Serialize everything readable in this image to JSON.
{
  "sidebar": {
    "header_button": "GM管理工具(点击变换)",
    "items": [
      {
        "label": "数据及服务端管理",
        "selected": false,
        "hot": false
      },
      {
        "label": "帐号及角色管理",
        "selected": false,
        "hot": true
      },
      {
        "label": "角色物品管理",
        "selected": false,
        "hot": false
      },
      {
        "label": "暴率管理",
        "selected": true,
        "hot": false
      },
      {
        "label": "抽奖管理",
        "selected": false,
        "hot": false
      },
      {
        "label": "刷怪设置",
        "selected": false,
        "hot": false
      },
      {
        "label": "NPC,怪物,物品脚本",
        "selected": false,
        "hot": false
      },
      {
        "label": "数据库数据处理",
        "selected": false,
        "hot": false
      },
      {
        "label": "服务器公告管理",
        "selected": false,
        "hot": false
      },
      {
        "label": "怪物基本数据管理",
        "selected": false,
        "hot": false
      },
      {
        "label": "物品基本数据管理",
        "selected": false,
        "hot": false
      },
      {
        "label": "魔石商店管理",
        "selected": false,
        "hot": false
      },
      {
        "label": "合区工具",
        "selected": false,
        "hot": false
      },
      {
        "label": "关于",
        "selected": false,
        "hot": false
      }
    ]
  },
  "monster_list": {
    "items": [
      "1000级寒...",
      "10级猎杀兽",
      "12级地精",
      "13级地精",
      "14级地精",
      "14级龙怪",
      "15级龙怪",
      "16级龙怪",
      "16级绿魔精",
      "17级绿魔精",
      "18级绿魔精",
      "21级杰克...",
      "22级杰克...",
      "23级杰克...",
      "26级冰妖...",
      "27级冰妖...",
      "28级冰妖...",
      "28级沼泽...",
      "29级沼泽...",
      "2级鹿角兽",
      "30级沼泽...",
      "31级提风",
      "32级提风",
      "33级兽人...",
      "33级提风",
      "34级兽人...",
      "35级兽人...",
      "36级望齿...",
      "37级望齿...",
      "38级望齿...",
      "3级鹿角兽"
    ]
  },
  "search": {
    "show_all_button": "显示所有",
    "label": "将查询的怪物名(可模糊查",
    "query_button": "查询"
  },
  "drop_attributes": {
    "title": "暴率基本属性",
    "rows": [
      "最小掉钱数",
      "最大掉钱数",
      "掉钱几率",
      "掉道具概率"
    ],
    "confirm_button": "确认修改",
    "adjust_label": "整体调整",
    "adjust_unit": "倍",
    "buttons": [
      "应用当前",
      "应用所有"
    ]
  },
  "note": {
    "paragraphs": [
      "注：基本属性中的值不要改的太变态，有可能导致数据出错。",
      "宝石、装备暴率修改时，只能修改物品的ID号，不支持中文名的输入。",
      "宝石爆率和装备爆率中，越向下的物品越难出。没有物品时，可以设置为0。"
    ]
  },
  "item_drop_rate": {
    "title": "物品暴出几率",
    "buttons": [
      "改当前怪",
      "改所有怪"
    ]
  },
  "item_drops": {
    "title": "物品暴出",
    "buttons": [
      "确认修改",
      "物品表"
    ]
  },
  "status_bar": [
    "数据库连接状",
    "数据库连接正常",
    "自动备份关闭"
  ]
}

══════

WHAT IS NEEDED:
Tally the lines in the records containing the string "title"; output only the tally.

TASK RESPONSE:
3